■ Task to complete ■
Go through the data and copy each line where the word "Layout" shows up.
[Data shown — start]
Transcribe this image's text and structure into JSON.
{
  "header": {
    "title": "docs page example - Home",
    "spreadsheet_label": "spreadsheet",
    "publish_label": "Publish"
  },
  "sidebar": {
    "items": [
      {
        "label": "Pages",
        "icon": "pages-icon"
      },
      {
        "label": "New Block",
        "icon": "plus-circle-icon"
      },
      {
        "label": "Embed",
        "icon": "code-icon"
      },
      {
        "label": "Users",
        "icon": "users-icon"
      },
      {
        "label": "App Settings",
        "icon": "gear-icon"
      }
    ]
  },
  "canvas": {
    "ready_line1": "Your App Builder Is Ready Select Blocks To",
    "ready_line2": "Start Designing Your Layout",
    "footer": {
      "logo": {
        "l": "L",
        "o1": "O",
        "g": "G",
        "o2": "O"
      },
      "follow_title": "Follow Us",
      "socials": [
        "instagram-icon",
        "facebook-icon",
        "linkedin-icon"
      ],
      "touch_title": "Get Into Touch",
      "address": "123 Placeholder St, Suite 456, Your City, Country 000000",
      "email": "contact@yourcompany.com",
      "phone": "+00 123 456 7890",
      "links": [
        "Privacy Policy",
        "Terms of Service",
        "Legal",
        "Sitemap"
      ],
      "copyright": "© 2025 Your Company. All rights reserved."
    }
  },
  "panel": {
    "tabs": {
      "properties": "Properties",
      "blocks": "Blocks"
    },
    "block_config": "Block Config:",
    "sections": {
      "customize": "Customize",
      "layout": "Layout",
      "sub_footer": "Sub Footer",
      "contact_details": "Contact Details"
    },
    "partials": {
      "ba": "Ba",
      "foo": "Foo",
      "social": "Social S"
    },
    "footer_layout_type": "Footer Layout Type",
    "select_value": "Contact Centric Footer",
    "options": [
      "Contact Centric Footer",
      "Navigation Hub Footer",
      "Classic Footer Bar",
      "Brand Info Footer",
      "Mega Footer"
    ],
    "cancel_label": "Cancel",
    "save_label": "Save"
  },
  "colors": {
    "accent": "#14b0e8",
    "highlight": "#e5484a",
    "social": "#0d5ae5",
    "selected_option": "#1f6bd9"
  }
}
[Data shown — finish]
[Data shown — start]
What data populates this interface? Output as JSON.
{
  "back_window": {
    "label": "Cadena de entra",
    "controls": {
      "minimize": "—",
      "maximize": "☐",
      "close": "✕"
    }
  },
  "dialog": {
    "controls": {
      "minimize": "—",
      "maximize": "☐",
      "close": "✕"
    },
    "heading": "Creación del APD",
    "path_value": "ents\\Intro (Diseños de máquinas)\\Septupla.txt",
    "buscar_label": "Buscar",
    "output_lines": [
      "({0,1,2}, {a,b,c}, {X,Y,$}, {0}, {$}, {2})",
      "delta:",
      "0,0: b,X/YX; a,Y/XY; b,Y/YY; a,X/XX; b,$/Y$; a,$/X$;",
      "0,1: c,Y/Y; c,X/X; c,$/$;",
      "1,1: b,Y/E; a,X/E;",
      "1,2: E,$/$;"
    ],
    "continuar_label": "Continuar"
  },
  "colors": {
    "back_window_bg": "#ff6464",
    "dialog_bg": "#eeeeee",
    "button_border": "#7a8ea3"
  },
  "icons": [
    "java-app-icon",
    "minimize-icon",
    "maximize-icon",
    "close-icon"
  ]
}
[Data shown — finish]
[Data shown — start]
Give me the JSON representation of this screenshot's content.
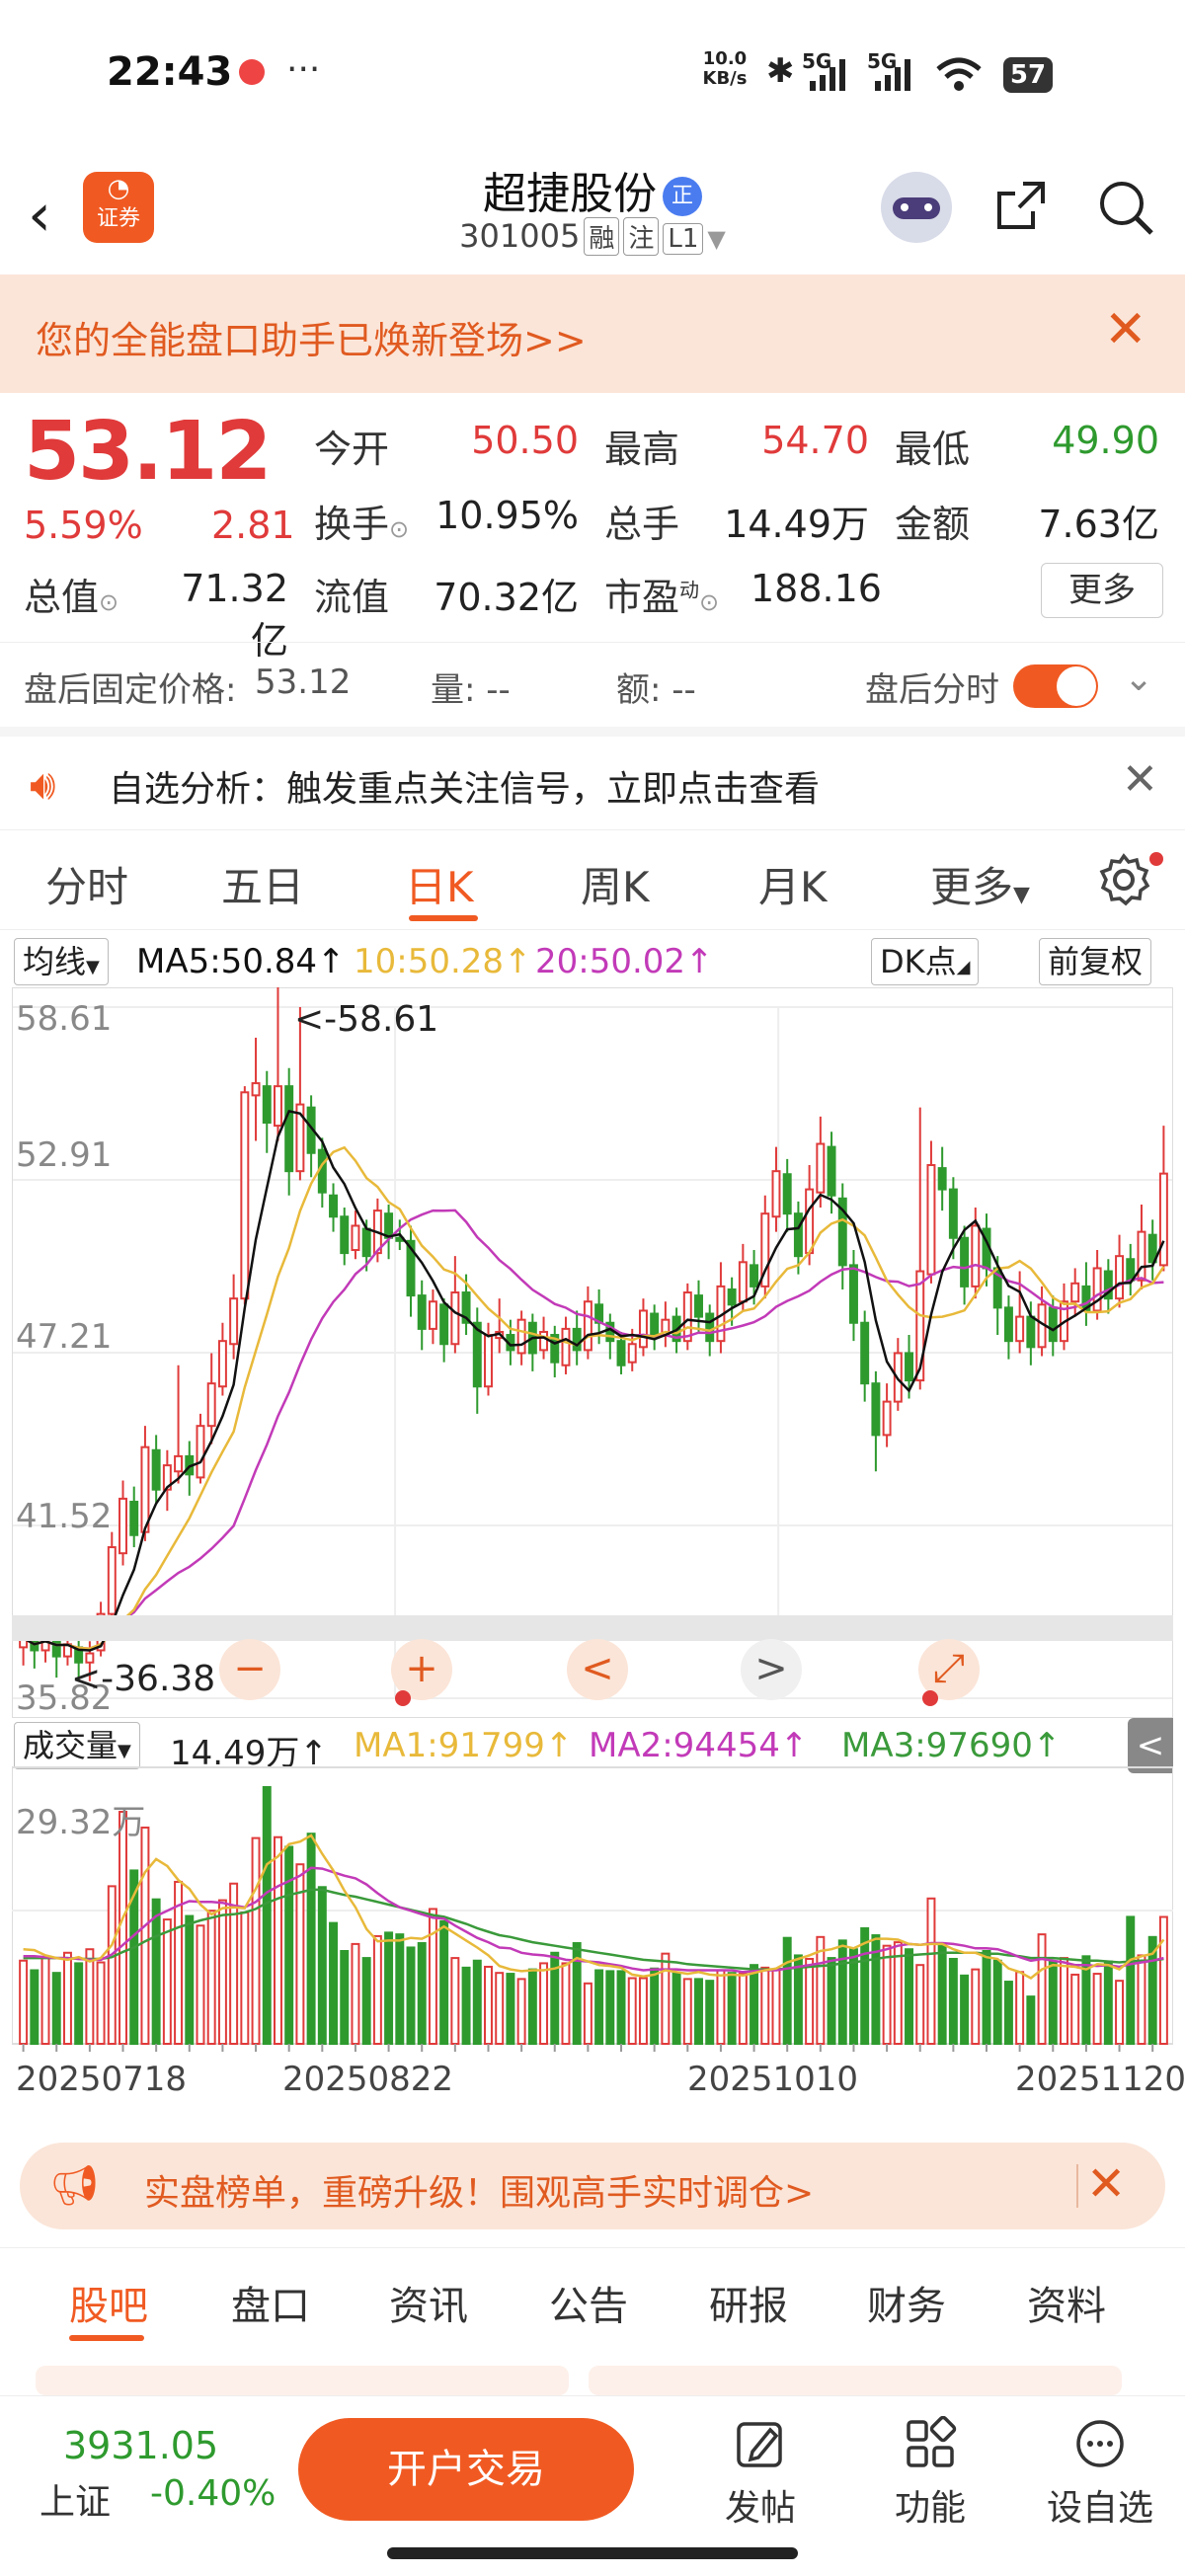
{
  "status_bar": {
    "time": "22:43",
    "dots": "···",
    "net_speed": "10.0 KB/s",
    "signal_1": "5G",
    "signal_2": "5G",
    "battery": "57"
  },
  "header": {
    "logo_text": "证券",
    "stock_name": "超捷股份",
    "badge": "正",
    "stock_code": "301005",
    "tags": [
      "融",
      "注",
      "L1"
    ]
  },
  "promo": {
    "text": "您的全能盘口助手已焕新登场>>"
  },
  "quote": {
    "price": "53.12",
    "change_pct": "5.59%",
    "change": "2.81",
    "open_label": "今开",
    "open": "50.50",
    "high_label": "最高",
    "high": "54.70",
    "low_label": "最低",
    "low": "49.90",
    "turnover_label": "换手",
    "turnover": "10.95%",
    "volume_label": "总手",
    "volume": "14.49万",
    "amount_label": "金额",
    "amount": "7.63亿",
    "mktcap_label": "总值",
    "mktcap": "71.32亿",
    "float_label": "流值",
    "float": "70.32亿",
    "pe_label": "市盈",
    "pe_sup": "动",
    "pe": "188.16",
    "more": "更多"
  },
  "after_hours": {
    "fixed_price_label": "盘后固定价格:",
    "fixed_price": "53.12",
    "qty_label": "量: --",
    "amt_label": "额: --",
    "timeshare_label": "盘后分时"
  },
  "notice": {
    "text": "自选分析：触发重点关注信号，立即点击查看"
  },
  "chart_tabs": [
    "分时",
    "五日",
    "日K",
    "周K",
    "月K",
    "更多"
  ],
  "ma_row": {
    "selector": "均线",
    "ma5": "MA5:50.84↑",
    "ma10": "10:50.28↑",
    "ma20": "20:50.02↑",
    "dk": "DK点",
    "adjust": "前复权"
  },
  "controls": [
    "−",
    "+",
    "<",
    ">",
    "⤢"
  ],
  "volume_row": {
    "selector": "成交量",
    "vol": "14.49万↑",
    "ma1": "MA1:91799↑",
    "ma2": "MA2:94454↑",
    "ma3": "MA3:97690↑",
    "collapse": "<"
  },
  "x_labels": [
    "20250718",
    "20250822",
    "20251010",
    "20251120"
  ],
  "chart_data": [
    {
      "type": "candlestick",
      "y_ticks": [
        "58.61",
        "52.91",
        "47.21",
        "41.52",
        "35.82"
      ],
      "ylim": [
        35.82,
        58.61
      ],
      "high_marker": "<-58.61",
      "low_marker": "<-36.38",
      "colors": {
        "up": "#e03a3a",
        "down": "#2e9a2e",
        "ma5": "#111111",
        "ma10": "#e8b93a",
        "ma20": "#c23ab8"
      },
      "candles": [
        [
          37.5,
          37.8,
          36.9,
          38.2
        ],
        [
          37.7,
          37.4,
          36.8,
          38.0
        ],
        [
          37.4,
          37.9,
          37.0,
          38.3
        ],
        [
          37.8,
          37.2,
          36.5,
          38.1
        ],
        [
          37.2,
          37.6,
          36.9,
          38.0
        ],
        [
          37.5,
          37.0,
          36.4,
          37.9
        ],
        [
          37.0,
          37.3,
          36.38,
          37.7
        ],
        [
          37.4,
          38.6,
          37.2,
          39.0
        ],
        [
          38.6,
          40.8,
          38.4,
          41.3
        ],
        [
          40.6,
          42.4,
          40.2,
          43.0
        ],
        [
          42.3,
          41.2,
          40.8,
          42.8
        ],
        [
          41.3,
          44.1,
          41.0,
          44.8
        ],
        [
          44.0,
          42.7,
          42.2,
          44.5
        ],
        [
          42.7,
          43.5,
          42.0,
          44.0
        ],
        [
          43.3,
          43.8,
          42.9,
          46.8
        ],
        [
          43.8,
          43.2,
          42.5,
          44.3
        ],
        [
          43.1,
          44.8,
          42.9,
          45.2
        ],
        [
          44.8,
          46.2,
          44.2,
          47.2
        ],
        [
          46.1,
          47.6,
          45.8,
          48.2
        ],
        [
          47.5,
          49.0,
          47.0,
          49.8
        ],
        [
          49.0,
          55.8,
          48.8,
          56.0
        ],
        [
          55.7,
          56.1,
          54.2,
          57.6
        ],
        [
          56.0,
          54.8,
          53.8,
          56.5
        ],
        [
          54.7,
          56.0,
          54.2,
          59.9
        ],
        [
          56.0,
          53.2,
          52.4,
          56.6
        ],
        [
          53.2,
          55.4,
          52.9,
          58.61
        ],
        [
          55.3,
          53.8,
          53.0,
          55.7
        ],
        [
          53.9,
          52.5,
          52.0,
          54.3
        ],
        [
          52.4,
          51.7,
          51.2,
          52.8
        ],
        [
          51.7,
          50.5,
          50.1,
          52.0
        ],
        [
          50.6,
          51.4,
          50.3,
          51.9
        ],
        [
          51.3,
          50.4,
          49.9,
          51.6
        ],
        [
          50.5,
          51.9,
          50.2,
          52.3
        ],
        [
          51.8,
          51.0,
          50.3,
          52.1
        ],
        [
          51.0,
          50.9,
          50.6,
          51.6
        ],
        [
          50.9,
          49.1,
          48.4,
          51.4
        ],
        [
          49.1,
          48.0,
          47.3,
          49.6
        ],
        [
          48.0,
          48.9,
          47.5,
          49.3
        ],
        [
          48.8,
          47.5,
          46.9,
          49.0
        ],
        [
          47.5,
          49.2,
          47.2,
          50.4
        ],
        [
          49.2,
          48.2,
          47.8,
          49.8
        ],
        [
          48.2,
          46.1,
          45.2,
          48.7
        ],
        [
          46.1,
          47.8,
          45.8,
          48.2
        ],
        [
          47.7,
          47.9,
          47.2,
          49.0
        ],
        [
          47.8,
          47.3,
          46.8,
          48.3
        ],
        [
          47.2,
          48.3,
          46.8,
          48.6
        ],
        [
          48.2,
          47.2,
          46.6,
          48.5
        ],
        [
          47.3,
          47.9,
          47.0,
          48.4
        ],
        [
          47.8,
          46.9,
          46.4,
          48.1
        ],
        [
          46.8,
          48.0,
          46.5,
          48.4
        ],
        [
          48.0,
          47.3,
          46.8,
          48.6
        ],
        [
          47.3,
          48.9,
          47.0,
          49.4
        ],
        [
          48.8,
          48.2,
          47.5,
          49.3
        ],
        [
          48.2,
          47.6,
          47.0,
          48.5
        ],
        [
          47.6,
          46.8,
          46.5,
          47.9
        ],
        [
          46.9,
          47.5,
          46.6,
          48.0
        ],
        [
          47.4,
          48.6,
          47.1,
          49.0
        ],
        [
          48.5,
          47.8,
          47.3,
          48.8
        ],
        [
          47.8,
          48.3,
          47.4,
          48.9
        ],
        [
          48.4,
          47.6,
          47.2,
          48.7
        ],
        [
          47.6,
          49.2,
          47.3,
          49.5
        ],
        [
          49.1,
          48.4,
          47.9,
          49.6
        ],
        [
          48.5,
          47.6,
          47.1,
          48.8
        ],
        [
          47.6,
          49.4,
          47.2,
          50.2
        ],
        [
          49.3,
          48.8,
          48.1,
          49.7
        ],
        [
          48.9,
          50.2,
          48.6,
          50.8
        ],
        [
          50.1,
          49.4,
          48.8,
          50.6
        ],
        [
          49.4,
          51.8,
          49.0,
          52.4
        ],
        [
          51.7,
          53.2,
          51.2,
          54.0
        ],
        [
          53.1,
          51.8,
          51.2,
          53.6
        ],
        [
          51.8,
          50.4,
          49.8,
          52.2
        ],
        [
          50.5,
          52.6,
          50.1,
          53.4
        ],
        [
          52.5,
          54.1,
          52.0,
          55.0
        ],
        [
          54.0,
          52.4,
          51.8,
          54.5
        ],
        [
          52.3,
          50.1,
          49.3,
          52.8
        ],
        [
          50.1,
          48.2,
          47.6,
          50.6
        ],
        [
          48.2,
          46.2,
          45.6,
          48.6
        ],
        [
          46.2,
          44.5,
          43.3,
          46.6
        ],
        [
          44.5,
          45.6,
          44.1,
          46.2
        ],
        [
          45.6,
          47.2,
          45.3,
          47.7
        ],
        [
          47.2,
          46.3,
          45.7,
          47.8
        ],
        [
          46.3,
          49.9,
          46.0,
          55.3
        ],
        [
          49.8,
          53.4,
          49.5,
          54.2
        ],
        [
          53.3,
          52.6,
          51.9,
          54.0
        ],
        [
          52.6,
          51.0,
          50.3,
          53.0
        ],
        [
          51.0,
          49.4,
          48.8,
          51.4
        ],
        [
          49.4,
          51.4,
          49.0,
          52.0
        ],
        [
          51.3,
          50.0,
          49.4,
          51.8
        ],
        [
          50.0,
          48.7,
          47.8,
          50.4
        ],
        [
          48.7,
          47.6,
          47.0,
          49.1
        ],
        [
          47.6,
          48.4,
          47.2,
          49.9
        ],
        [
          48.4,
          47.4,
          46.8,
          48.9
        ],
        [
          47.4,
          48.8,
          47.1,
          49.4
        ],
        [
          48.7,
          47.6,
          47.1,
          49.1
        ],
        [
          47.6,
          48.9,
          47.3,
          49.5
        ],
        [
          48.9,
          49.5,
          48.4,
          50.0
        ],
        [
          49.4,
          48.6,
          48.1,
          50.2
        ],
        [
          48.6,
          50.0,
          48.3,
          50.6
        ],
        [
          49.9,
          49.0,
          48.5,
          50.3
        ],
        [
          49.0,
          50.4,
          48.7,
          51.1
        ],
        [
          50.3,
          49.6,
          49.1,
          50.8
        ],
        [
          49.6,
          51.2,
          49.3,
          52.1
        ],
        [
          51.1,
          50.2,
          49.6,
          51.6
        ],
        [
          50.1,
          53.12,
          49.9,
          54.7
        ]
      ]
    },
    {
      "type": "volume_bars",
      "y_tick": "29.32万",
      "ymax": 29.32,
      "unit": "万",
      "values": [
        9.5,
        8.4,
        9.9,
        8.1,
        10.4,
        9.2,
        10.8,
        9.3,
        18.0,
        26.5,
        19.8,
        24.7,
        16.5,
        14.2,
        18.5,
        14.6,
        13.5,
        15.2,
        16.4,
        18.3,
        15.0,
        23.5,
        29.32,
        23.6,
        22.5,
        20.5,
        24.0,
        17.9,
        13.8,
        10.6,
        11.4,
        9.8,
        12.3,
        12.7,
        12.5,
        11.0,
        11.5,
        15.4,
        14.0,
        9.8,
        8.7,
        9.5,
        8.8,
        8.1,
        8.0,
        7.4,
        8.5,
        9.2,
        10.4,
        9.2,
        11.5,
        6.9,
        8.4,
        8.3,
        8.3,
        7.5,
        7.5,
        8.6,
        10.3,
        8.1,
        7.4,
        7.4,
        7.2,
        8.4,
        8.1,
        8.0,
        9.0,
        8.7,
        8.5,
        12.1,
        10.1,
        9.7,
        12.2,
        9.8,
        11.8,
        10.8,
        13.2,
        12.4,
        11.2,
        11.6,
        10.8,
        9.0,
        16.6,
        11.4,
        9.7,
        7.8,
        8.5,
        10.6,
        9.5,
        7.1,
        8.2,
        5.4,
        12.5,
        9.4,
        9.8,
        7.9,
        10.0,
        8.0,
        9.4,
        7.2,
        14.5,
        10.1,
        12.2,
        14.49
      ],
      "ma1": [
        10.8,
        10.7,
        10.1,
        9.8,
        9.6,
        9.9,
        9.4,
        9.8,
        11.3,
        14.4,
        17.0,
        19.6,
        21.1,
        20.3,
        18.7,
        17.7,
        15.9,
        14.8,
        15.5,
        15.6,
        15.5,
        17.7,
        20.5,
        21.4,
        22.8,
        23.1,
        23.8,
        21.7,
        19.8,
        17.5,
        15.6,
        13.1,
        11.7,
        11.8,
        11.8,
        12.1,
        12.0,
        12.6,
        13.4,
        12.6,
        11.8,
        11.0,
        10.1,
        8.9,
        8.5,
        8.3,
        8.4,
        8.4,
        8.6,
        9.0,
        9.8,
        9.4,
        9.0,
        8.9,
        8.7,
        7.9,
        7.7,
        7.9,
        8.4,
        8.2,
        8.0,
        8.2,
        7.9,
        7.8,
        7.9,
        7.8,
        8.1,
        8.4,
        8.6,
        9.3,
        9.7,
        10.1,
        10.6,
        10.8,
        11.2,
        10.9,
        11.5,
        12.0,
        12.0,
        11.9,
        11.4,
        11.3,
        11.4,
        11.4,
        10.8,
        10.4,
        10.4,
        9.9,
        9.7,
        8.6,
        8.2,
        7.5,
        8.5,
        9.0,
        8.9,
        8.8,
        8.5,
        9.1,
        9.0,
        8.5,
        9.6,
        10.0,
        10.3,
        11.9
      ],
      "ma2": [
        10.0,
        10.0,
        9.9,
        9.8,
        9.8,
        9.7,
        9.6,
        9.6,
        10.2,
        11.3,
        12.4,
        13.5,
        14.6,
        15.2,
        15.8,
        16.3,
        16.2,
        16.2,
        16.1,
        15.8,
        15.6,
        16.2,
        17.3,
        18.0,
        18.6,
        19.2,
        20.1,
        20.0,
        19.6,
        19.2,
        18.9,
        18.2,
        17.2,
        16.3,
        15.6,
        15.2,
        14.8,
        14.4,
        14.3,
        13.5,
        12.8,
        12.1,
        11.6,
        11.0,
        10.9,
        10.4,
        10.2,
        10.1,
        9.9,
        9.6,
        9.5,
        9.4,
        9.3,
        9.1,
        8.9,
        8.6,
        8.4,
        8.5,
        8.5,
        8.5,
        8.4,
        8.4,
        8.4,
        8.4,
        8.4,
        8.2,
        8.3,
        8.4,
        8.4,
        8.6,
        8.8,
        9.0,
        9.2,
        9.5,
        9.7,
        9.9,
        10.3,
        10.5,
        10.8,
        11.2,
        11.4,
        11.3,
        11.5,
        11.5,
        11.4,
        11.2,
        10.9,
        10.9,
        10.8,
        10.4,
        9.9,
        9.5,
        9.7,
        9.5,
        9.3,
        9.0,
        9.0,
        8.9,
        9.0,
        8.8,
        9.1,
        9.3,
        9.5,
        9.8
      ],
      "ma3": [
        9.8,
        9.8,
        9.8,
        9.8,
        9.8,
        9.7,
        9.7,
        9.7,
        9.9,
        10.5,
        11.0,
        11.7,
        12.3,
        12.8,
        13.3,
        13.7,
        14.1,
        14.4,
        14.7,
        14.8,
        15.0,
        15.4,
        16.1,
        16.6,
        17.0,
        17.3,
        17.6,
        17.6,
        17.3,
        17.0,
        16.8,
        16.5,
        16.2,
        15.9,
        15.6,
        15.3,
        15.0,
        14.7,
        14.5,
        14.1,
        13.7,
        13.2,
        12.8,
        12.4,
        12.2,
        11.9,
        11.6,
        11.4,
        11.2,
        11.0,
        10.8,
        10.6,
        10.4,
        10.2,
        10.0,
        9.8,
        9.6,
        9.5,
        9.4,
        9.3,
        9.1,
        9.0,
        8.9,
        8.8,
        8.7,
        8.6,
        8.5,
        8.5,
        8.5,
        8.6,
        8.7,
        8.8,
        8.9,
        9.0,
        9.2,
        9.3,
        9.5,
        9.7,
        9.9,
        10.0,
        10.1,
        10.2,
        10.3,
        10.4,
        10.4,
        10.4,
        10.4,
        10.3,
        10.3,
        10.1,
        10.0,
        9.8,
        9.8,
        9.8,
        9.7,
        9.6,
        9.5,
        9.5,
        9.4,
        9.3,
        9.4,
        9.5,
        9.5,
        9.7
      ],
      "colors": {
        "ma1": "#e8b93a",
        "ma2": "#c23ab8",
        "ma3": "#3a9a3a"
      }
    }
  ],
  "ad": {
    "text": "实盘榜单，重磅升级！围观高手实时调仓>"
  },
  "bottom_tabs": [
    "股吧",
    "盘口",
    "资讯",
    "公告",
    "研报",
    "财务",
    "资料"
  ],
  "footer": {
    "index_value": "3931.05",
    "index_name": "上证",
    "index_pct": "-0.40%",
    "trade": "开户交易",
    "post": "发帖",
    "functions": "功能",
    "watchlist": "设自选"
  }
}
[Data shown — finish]
■ Expected output ■
    "ready_line2": "Start Designing Your Layout",
      "layout": "Layout",
    "footer_layout_type": "Footer Layout Type",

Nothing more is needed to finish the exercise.